[REQUIREMENT] Which lines of the listing below contain the word "Casing"? Copy each of them.

-------- EXERCISE MATERIALS --------

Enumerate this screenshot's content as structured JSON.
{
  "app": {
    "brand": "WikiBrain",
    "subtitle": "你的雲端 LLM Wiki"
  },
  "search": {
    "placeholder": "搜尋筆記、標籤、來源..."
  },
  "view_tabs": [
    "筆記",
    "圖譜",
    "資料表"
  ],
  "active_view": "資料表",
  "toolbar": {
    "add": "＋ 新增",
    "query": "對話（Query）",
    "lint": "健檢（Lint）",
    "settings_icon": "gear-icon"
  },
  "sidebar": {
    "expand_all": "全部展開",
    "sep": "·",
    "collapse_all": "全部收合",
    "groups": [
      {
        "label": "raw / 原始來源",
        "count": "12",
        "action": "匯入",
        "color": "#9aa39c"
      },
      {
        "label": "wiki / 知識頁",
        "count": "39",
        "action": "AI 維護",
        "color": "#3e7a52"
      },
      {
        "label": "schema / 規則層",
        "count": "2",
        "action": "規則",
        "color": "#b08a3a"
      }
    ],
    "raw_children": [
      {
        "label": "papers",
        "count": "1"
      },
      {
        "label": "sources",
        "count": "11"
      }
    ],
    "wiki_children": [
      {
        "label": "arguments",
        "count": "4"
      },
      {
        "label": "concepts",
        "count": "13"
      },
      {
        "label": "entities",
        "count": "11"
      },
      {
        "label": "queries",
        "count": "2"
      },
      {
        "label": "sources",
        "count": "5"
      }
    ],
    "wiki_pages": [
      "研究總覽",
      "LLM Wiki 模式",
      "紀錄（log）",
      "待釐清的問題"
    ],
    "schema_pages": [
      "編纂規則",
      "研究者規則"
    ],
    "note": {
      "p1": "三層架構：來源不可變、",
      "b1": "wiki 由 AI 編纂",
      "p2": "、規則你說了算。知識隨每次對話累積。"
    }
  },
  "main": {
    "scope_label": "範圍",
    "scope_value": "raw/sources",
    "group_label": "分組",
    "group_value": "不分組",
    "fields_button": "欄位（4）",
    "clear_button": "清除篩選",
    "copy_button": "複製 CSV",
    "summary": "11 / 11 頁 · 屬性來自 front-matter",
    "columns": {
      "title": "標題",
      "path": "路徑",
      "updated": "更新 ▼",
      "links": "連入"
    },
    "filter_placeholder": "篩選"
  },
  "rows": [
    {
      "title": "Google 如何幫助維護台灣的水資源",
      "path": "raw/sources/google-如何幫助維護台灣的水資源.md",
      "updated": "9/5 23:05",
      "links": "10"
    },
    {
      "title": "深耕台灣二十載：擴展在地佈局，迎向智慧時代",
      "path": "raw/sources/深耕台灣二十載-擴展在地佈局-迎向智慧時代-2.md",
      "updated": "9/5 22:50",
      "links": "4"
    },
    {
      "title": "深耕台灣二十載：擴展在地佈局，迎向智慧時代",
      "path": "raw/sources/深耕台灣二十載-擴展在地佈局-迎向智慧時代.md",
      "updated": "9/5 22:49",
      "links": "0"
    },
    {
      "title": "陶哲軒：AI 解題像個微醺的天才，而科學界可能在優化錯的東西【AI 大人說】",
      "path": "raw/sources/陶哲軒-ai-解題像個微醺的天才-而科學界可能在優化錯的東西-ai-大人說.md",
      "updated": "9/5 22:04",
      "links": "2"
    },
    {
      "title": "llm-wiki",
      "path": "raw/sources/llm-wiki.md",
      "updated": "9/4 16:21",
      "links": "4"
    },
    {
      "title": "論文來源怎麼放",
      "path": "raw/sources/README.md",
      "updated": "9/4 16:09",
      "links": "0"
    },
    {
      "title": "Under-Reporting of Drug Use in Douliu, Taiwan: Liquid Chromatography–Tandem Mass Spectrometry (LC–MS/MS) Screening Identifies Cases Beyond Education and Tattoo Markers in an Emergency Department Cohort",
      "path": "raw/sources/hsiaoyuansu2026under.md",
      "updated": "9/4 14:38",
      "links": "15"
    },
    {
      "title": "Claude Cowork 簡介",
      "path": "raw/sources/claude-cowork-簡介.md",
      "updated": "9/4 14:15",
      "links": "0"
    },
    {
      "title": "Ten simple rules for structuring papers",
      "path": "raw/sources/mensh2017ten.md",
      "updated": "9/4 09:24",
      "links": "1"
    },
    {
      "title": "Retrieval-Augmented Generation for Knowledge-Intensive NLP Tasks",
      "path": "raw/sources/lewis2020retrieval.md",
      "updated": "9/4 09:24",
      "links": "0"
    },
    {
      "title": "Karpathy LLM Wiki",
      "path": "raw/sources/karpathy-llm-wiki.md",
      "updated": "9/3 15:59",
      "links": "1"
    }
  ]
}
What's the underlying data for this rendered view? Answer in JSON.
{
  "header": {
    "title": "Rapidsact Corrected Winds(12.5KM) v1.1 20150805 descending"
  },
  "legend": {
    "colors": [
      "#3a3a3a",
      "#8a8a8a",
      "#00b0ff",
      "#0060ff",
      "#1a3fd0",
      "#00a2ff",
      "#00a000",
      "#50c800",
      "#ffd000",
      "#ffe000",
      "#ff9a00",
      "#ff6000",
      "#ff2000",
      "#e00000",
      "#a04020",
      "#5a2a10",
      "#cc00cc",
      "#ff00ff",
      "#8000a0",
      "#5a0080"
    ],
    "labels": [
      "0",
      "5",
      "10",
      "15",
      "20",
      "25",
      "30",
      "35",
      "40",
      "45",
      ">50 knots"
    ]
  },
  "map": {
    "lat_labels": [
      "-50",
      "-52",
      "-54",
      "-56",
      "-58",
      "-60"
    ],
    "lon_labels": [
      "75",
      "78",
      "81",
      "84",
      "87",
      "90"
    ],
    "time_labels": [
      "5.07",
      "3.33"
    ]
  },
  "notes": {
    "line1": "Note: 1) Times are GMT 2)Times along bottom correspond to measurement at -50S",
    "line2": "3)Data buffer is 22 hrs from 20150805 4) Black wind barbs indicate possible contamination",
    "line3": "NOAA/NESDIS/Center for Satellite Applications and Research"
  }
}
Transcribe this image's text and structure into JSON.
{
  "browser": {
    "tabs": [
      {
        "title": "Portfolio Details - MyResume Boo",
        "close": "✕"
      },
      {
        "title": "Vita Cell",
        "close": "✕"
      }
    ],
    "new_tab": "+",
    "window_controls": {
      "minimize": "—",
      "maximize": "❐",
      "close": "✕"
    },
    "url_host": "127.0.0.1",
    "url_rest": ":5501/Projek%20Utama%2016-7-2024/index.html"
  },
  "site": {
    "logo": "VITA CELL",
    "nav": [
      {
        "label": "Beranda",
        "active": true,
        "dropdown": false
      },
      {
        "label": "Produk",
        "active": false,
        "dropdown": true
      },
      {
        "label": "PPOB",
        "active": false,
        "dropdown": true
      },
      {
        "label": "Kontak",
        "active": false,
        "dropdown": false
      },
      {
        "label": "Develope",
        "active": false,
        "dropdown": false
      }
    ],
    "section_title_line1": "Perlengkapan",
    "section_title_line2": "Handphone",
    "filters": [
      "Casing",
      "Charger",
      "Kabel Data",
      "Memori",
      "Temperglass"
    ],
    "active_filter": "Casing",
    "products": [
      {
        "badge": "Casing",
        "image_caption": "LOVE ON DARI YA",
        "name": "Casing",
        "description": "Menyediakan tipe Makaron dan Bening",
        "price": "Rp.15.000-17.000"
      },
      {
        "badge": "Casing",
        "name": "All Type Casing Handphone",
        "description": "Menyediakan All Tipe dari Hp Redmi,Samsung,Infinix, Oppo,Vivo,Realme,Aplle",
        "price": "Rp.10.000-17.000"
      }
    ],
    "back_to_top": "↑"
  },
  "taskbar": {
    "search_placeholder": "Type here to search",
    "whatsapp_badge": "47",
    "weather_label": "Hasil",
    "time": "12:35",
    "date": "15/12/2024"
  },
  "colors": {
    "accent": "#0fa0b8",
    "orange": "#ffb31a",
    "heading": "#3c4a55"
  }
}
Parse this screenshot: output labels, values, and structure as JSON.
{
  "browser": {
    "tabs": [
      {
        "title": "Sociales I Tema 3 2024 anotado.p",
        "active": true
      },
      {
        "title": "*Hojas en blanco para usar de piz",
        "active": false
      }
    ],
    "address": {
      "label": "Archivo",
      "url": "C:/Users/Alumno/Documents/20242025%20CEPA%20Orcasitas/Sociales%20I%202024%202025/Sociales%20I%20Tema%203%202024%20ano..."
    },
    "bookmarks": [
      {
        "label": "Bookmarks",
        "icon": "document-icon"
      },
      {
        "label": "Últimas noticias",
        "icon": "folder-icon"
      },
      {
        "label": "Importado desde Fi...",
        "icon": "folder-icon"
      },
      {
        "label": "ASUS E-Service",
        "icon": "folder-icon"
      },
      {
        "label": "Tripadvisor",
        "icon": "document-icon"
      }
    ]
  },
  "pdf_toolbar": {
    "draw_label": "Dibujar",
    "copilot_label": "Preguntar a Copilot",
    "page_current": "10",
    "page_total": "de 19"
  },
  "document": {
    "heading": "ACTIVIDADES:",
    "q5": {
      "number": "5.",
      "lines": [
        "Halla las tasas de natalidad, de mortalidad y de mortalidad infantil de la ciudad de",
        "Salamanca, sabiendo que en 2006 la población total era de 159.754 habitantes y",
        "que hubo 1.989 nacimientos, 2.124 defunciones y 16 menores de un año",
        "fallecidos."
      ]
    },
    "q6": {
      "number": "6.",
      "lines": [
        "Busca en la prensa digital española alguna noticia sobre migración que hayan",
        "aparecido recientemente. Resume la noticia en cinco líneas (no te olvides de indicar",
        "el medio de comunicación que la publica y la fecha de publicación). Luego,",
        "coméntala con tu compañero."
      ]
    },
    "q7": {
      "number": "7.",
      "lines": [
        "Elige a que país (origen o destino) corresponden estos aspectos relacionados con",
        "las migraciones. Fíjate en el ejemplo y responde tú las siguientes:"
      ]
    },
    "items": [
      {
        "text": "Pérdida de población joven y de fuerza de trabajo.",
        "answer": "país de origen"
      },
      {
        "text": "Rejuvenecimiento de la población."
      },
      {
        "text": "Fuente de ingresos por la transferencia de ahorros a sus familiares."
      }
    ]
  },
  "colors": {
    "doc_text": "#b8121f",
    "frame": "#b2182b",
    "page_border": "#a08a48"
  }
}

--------

[RESULT]
      "Casing",
    "active_filter": "Casing",
        "badge": "Casing",
        "name": "Casing",
        "badge": "Casing",
        "name": "All Type Casing Handphone",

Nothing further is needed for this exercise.